### ASSIGNMENT
What you return must be the lines of the data that hold the word "Category".

═════ DATA SUPPLIED ═════

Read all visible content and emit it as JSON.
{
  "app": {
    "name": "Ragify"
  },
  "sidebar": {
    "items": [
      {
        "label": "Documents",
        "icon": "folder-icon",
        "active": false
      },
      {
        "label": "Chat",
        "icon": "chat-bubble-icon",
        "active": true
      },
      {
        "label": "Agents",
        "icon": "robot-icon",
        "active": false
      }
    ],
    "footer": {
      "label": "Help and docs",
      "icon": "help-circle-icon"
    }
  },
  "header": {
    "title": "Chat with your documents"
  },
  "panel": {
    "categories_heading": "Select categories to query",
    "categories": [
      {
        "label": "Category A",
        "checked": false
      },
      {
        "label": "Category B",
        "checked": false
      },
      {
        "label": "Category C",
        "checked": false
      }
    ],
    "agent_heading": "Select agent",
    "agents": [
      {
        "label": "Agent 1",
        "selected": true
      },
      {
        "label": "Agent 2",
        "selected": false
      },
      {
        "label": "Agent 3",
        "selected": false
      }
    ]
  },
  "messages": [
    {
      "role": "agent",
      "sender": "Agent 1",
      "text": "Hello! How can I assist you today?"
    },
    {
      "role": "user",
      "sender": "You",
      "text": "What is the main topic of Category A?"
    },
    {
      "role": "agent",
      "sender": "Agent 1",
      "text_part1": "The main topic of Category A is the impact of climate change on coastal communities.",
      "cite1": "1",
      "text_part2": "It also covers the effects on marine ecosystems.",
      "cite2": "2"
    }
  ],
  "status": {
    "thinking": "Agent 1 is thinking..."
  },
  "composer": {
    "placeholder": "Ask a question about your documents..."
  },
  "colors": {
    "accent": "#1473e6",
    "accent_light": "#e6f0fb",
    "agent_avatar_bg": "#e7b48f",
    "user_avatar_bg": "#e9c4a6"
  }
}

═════

### RESPONSE AREA
        "label": "Category A",
        "label": "Category B",
        "label": "Category C",
      "text": "What is the main topic of Category A?"
      "text_part1": "The main topic of Category A is the impact of climate change on coastal communities.",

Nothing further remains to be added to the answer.